Mohamed Atta, the ringleader of the Sept. 11, 2001 terror attacks, smiles and jokes with another hijacker before the two turn serious and speak intently to a camera in a video posted Sunday on a British newspaper's Web site.
The Sunday Times said the video, which is dated Jan. 18, 2000, was made in Afghanistan for release after the men's deaths.
For more than 30 minutes, the video shows Atta, who flew one of the planes that brought down New York's World Trade Center, and Ziad Jarrah, who piloted United Airlines flight 93, which crashed into a Pennsylvania field, sitting in front of a bare white wall, alternately alone and together.
It has no sound, and the newspaper quoted an unidentified U.S. source as saying that lip-readers had been unable to decipher what the men were saying.
At times in the video, the two look relaxed, laughing and chatting together before they grow serious and speak directly into the camera.
At one point, they lean over a document the newspaper identifies as a will, studying it together, pointing to parts of the page and commenting to one another.
The Sunday Times said it had obtained the video "through a previously tested channel" but gave no further details. It said sources from al-Qaeda and the United States had confirmed the video's authenticity on condition of anonymity.
It shows Atta and Jarrah sitting on the floor, and alternates between tight shots including only their faces and wider images which show what appears to be a gun propped up on the wall next to them. Both men have full, dark beards.
Atta wears a dark sweater or sweat shirt with a zipped-up collar and light-coloured stripe pattern on the arms. He tries on a traditional Afghan cap at one point, then tosses it aside.
Jarrah is in a long white robe and wire-frame glasses, which he later removes.
The Sunday Times said the hour-long video was made at an al-Qaida training camp in Afghanistan and is the only known footage of Atta and Jarrah together.
The video also includes images of a man who appears to be bin Laden speaking to an audience from an outdoor podium.
A time stamp indicated that footage was shot on January 8, 2000 and The Sunday Times said it appeared to have been made at Tarnak Farm, once the base for bin Laden's family in the Afghan desert near Kandahar's airport.
It shows about 75 men, many in turbans or caps, sitting on the ground as bin Laden arrives to address them.
A few children are also in the crowd.

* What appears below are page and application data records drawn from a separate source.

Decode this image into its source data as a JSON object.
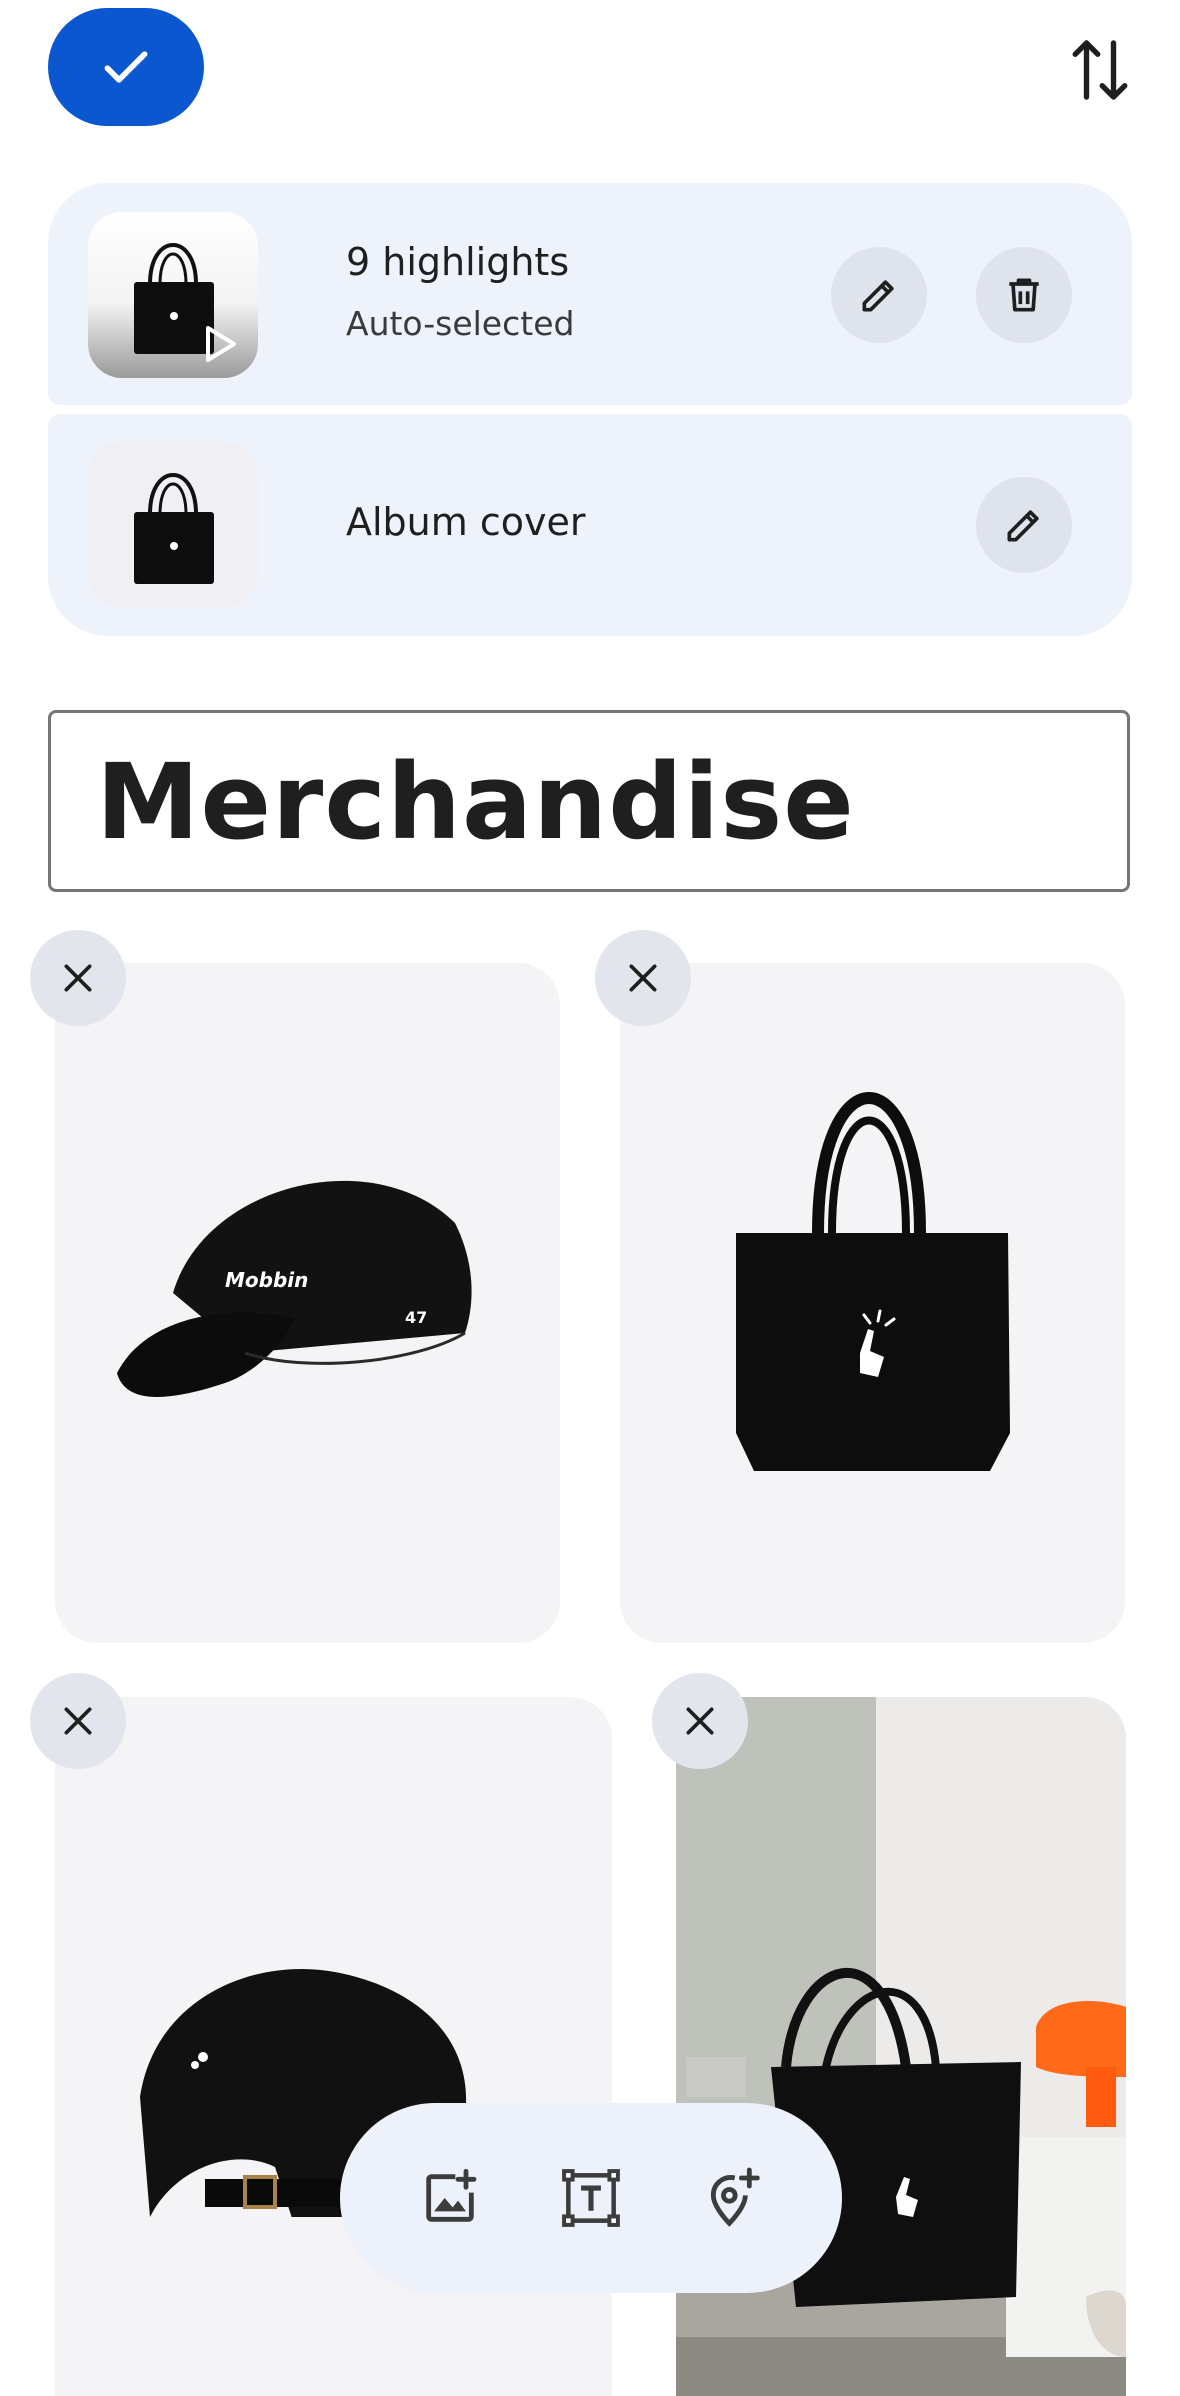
{
  "top_bar": {
    "done_icon": "check-icon",
    "sort_icon": "swap-vertical-icon",
    "accent_color": "#0b57d0"
  },
  "highlights_card": {
    "title": "9 highlights",
    "subtitle": "Auto-selected",
    "thumbnail": "tote-bag-with-play",
    "actions": [
      "edit-icon",
      "delete-icon"
    ]
  },
  "album_cover_card": {
    "title": "Album cover",
    "thumbnail": "tote-bag",
    "actions": [
      "edit-icon"
    ]
  },
  "section_title": {
    "value": "Merchandise"
  },
  "items": [
    {
      "image": "black-cap-front",
      "cap_text": "Mobbin",
      "badge": "47",
      "remove_icon": "close-icon"
    },
    {
      "image": "black-tote-bag",
      "remove_icon": "close-icon"
    },
    {
      "image": "black-cap-back",
      "remove_icon": "close-icon"
    },
    {
      "image": "tote-bag-lifestyle-photo",
      "remove_icon": "close-icon"
    }
  ],
  "toolbar": {
    "tools": [
      "add-photo-icon",
      "text-box-icon",
      "add-location-icon"
    ]
  }
}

The man who appears to be bin Laden stands in front of an expanse of bare dirt dotted with a few trees and windowless, one-story mud-coloured buildings, some of them partly in ruins.

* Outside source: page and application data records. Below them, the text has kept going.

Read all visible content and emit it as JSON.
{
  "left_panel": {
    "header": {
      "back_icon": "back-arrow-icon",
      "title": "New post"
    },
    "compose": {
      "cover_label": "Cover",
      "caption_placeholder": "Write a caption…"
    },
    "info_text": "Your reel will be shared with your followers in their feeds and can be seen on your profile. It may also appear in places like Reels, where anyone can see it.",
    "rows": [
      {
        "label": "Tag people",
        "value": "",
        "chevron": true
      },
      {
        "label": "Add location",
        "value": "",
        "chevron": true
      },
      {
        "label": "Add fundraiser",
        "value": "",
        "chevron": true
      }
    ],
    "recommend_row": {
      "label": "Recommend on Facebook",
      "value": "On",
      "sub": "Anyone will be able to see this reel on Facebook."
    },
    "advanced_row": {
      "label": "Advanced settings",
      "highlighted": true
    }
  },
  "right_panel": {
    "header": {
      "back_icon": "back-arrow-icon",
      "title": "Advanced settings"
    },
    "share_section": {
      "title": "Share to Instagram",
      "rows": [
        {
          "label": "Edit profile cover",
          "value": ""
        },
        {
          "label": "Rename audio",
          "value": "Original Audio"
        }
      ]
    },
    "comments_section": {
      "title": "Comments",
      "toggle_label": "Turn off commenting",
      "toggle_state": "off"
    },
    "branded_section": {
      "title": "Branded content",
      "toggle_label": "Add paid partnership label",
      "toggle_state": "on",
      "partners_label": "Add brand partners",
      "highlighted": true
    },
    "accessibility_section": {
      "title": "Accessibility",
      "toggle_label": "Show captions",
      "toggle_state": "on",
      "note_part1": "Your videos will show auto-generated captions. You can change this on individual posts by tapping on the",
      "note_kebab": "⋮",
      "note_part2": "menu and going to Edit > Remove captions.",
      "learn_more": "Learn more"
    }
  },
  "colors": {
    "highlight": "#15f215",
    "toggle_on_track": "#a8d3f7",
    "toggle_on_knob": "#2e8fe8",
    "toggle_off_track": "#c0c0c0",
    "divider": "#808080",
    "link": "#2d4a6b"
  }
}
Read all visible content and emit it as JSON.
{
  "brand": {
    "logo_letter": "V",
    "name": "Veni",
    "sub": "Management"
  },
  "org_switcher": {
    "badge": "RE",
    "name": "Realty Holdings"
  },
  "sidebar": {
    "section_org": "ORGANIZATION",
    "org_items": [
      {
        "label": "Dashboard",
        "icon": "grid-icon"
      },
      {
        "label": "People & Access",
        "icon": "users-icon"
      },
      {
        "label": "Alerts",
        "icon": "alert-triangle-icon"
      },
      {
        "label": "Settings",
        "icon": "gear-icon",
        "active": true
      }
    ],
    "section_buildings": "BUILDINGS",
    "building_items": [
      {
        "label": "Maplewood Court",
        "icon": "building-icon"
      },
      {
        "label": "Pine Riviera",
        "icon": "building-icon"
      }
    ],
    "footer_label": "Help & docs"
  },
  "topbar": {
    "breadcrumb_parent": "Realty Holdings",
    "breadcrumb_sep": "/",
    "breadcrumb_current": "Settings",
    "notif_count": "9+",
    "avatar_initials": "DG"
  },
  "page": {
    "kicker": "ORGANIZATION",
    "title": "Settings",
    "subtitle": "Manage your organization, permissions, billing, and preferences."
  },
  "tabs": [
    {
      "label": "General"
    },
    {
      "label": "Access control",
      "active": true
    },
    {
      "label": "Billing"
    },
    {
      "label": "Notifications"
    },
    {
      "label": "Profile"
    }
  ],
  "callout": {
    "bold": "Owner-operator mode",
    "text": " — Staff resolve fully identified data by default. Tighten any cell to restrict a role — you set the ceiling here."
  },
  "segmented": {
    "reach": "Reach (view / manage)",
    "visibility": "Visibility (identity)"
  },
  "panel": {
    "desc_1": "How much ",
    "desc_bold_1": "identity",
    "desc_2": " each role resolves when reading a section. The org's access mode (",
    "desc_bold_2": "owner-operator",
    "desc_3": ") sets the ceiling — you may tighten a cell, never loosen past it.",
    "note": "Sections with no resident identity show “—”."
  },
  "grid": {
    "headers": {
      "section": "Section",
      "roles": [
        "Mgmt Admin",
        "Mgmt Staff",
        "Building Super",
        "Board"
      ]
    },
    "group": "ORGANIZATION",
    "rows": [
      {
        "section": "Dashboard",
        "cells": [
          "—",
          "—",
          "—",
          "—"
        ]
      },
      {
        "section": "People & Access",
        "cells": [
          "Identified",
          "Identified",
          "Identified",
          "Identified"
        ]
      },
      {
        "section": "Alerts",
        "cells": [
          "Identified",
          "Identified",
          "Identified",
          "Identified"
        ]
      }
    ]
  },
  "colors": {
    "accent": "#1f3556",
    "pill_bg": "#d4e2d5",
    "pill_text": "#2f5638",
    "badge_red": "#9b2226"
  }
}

He appears calm, with a long beard and a tan cloak over a white robe that covers his head. He speaks for more than 10 minutes, although the camera frequently cuts away from him and onto the audience.
He often keeps his hands on the lectern and gesticulates occasionally.
The Sunday Times said those shown listening to bin Laden included Ramzi Binalshibh, who allegedly helped plan the Sept. 11 attacks and is now being held in the U.S. prison camp at Guantanamo Bay, Cuba.
Also reportedly present was Nasir Ahmad Nasir al Bahri, a security guard who the Sunday Times said has claimed he was authorised to shoot bin Laden in the head if the leader was in danger of being captured.